### L-ateral Thinking

Try this interactive strategy game for 2

### Horizontal Vertical

Take it in turns to place a domino on the grid. One to be placed horizontally and the other vertically. Can you make it impossible for your opponent to play?

### Making Maths: A-maze-ing

Did you know mazes tell stories? Find out more about mazes and make one of your own.

# En-counters for Two

##### Stage: 1 and 2 Challenge Level:
Here's a game to play with a grown-up!

### How do you play?

You'll need a grown-up to play with.
You also need two matching sets of counters (or something similar - bottle tops, coloured circles of paper etc) - up to 12 in each set.
Give one set to the grown-up and keep the other set for yourself.
Make a secret place where the grown-up can hide the counters. You could make a screen with a book, or do it on a tray and cover it up with a piece of cloth.

The grown-up secretly makes a pattern or design with the counters, describing what they are doing as they make it.

When you think you have a completed design, ask the grown up to check.
If you're right you could swap roles.
If you're wrong keep going!

How many questions did you need to ask?

Notes for grown-ups
This game is all about using the languge of colour, position and order. Whilst the child is asking you questions you will be limited by the languge they already know. Once you swap so that the child is making the original design, you can introduce more sophisticated language into your questioning.

Easier version: use a small number of counters and keep the design very simple, for example in a line.

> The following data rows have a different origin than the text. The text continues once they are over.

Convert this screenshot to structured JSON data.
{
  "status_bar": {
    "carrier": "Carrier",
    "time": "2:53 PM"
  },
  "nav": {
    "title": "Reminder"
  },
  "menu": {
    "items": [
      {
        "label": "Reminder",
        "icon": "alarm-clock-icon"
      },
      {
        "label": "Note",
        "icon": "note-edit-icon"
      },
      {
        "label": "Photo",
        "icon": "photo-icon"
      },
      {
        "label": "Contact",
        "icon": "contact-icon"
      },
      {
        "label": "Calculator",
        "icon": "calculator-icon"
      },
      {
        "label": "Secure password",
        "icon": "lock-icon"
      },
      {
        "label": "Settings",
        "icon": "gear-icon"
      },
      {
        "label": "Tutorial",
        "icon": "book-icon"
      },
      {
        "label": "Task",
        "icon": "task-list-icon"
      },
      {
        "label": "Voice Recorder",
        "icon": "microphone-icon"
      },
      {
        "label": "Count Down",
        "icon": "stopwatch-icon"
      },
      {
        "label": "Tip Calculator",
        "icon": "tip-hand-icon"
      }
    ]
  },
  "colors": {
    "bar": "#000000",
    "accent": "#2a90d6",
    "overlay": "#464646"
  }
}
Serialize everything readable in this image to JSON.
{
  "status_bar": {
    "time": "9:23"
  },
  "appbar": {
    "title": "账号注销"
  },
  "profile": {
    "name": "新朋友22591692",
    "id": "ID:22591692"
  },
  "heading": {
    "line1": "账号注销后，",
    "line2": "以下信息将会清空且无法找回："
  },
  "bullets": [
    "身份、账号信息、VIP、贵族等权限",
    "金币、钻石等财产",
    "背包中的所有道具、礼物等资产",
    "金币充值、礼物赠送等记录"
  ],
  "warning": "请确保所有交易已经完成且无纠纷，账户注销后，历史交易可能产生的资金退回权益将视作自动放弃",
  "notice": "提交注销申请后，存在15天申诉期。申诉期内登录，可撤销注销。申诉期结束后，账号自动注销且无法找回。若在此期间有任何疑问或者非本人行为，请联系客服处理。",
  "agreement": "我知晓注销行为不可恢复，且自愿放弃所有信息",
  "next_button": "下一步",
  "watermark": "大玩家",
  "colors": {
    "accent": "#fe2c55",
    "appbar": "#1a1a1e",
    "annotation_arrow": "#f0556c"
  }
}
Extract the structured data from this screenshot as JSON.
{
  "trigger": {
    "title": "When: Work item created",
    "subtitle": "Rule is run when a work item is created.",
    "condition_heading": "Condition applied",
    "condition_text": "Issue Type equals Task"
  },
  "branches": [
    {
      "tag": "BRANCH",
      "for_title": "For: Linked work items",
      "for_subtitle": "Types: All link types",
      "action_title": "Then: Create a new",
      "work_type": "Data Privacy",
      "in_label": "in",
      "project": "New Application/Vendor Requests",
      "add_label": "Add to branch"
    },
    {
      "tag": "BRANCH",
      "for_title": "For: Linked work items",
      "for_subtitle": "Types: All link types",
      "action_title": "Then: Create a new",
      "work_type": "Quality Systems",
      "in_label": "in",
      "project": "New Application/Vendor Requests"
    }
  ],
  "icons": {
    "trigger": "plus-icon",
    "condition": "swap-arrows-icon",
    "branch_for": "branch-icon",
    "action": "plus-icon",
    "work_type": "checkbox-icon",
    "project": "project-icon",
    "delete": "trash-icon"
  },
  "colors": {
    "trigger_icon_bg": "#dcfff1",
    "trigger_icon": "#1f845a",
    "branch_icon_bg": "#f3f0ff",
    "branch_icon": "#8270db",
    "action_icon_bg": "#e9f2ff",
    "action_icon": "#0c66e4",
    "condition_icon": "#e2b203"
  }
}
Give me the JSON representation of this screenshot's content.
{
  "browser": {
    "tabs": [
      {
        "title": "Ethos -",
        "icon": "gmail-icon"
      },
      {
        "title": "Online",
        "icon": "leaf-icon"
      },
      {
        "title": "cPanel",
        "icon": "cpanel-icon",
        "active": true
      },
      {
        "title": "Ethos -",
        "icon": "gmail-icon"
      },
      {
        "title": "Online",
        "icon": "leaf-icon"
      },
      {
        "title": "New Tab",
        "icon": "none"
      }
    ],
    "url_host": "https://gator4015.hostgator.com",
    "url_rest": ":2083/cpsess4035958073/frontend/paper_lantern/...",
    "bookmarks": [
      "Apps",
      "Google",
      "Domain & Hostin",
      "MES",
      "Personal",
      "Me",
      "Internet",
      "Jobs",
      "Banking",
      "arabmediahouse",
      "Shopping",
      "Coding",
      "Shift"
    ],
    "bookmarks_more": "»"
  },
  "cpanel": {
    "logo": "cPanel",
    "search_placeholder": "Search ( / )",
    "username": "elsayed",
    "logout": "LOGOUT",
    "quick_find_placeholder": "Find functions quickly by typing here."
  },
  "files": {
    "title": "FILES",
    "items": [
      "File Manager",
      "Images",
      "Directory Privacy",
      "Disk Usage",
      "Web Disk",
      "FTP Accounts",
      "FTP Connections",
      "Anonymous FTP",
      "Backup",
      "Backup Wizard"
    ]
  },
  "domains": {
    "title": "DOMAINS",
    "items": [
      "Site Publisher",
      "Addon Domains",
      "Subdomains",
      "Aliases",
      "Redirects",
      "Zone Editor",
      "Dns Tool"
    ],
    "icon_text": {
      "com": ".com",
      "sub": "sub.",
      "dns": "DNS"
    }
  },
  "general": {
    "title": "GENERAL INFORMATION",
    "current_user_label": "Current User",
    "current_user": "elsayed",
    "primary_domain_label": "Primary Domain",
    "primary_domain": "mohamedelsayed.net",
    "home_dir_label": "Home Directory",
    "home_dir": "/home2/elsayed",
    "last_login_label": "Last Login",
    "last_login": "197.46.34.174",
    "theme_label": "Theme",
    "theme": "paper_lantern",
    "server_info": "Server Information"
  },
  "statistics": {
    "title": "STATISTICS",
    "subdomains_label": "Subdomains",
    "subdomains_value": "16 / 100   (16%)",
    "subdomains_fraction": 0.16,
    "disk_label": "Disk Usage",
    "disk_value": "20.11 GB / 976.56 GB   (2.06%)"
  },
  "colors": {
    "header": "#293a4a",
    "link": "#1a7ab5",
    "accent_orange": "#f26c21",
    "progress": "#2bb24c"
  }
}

Describe the overall shape of your design at the beginning.

Harder version: use more counters and make a more complicated shape, for example an array.

When you've completed the game, talk together about the questions that helped and those that didn't.

There's a group version of this game here.